* [DATA TO EXAMINE]:
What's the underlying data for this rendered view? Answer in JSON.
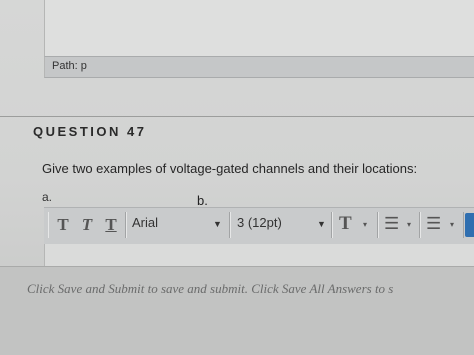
{
  "previous_editor": {
    "path_label": "Path: p"
  },
  "question": {
    "title": "QUESTION 47",
    "text": "Give two examples of voltage-gated channels and their locations:",
    "label_a": "a.",
    "label_b": "b."
  },
  "toolbar": {
    "bold_glyph": "T",
    "italic_glyph": "T",
    "underline_glyph": "T",
    "font_family_value": "Arial",
    "font_size_value": "3 (12pt)",
    "text_color_glyph": "T",
    "dropdown_arrow": "▼",
    "small_arrow": "▾",
    "bullet_list_glyph": "☰",
    "numbered_list_glyph": "☰"
  },
  "footer": {
    "instructions": "Click Save and Submit to save and submit. Click Save All Answers to s"
  },
  "colors": {
    "accent_blue": "#2f6fb0",
    "background": "#d2d3d2"
  }
}
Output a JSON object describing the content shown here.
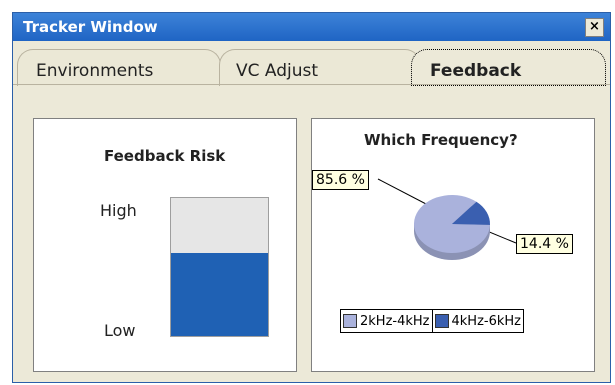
{
  "window": {
    "title": "Tracker Window",
    "close_symbol": "×"
  },
  "tabs": [
    {
      "label": "Environments",
      "active": false
    },
    {
      "label": "VC Adjust",
      "active": false
    },
    {
      "label": "Feedback",
      "active": true
    }
  ],
  "feedback_risk": {
    "title": "Feedback Risk",
    "high_label": "High",
    "low_label": "Low",
    "level": 0.6,
    "fill_color": "#1f61b4"
  },
  "frequency": {
    "title": "Which Frequency?",
    "slice_labels": [
      "85.6 %",
      "14.4 %"
    ],
    "legend": [
      {
        "label": "2kHz-4kHz",
        "color": "#aab2dc"
      },
      {
        "label": "4kHz-6kHz",
        "color": "#3a5fb0"
      }
    ]
  },
  "chart_data": {
    "type": "pie",
    "title": "Which Frequency?",
    "categories": [
      "2kHz-4kHz",
      "4kHz-6kHz"
    ],
    "values": [
      85.6,
      14.4
    ],
    "colors": [
      "#aab2dc",
      "#3a5fb0"
    ],
    "legend": "bottom"
  }
}
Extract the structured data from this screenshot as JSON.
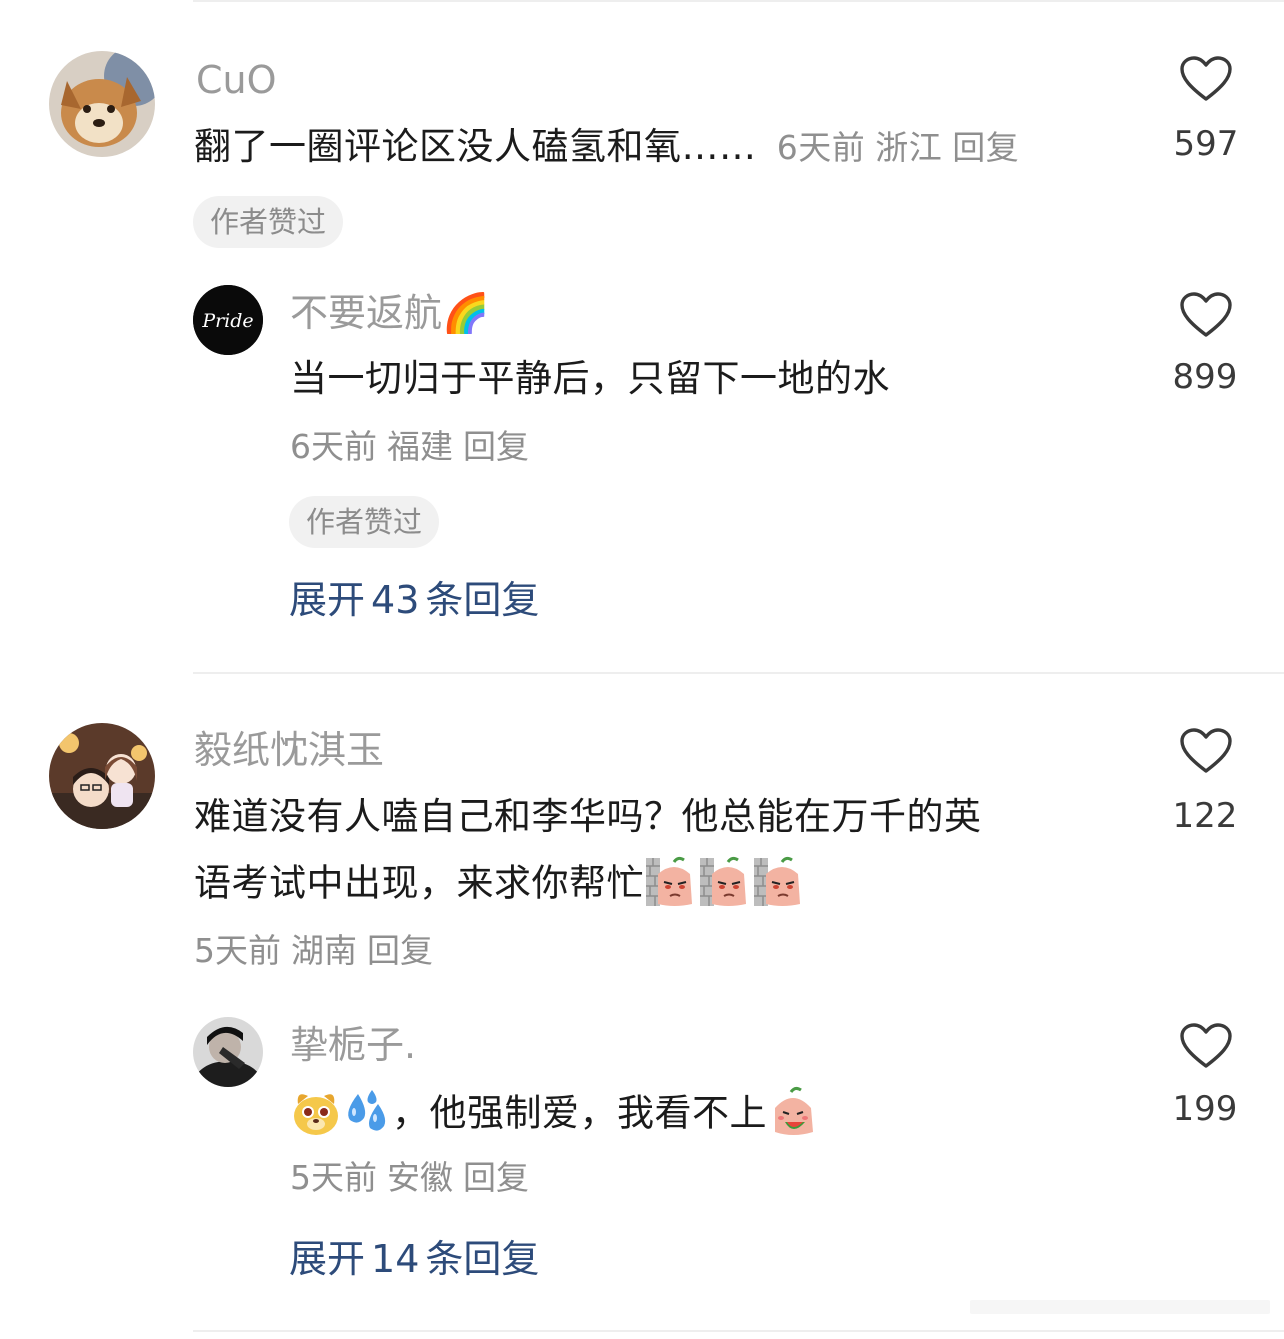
{
  "comments": [
    {
      "username": "CuO",
      "text": "翻了一圈评论区没人磕氢和氧……",
      "time": "6天前",
      "location": "浙江",
      "reply_label": "回复",
      "badge": "作者赞过",
      "likes": "597",
      "reply": {
        "username": "不要返航🌈",
        "avatar_text": "Pride",
        "text": "当一切归于平静后，只留下一地的水",
        "time": "6天前",
        "location": "福建",
        "reply_label": "回复",
        "badge": "作者赞过",
        "likes": "899"
      },
      "expand": {
        "prefix": "展开",
        "count": "43",
        "suffix": "条回复"
      }
    },
    {
      "username": "毅纸忱淇玉",
      "text_line1": "难道没有人嗑自己和李华吗？他总能在万千的英",
      "text_line2": "语考试中出现，来求你帮忙",
      "time": "5天前",
      "location": "湖南",
      "reply_label": "回复",
      "likes": "122",
      "reply": {
        "username": "挚栀子.",
        "text": "，他强制爱，我看不上",
        "time": "5天前",
        "location": "安徽",
        "reply_label": "回复",
        "likes": "199"
      },
      "expand": {
        "prefix": "展开",
        "count": "14",
        "suffix": "条回复"
      }
    }
  ],
  "colors": {
    "link": "#2d4b7a",
    "meta": "#8f8f8f",
    "badge_bg": "#f1f1f1"
  },
  "icons": [
    "heart-outline-icon",
    "rainbow-emoji",
    "peeking-sweet-potato-emoji",
    "dog-face-emoji",
    "sweat-drops-emoji",
    "watermelon-potato-emoji"
  ]
}
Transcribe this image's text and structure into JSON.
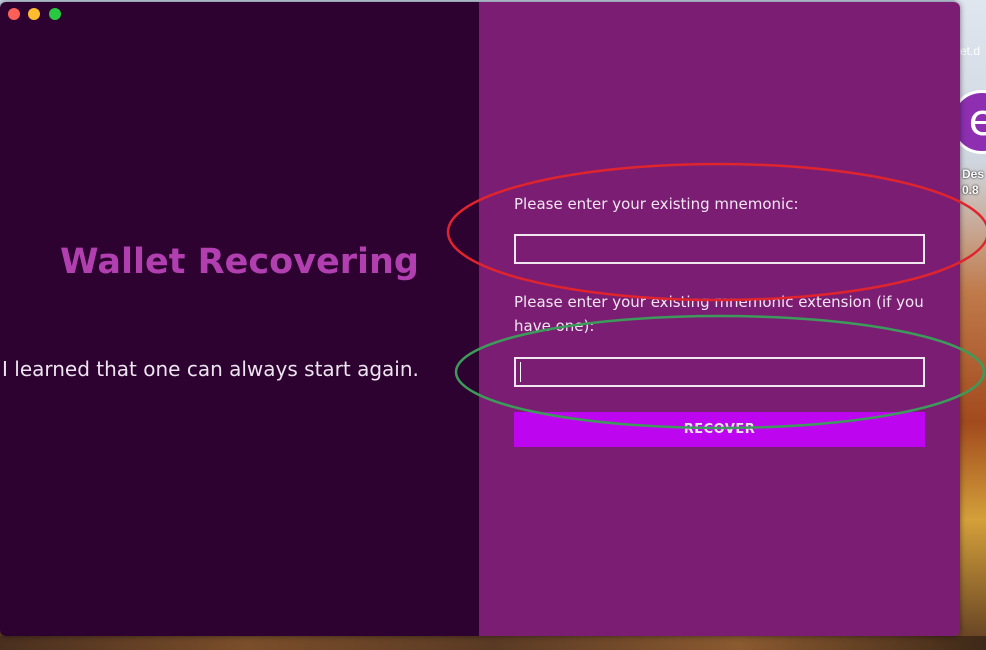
{
  "desktop": {
    "icon_caption": "et.d",
    "icon_glyph": "e",
    "icon_label_line1": "Des",
    "icon_label_line2": "0.8"
  },
  "window": {
    "left_pane": {
      "title": "Wallet Recovering",
      "quote": "I learned that one can always start again."
    },
    "right_pane": {
      "mnemonic_label": "Please enter your existing mnemonic:",
      "mnemonic_value": "",
      "extension_label": "Please enter your existing mnemonic extension (if you have one):",
      "extension_value": "",
      "recover_button": "RECOVER"
    }
  },
  "colors": {
    "left_bg": "#2d0130",
    "right_bg": "#7b1e73",
    "title": "#b13fb0",
    "button": "#bd05f0",
    "annotation_red": "#e0242e",
    "annotation_green": "#3e9a5a"
  }
}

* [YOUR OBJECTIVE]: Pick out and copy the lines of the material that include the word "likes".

* [ANSWER FOR THIS EXERCISE]:
      "likes": "597",
        "likes": "899"
      "likes": "122",
        "likes": "199"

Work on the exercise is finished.